(Component data from apps and pages)
————

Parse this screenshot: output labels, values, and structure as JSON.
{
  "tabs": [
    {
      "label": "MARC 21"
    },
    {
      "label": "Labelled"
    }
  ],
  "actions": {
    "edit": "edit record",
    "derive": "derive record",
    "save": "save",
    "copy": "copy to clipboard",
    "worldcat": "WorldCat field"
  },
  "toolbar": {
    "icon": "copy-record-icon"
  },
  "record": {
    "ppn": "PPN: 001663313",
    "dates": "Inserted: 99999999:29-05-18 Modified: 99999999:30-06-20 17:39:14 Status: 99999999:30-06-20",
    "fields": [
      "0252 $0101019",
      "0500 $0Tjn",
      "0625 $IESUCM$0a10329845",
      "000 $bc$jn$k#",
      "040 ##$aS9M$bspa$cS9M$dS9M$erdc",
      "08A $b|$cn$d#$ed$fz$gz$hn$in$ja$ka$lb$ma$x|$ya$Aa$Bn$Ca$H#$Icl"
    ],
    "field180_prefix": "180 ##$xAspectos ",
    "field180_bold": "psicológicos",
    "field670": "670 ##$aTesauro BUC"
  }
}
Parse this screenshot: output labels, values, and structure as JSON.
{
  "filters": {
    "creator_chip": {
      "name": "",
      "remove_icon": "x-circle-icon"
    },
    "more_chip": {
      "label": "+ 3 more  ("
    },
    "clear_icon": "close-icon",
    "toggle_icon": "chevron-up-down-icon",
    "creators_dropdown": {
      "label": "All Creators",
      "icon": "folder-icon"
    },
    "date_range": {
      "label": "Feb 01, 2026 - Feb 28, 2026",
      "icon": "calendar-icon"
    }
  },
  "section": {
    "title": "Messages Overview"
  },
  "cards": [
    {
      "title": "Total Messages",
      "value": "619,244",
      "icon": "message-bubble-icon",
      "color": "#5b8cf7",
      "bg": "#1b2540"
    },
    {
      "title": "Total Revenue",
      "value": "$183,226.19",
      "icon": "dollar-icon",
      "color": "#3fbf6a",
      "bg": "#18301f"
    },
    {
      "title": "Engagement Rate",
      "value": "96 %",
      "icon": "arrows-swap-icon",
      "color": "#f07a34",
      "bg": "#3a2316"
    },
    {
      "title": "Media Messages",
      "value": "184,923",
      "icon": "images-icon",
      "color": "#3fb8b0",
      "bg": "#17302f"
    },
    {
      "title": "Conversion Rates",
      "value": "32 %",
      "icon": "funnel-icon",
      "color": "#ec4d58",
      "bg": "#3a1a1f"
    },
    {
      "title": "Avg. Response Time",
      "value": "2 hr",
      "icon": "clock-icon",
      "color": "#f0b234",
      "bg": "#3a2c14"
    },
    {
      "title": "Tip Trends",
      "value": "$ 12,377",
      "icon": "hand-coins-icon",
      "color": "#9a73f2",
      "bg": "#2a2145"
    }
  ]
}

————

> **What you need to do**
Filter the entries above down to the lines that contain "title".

> **Your response**
    "title": "Messages Overview"
      "title": "Total Messages",
      "title": "Total Revenue",
      "title": "Engagement Rate",
      "title": "Media Messages",
      "title": "Conversion Rates",
      "title": "Avg. Response Time",
      "title": "Tip Trends",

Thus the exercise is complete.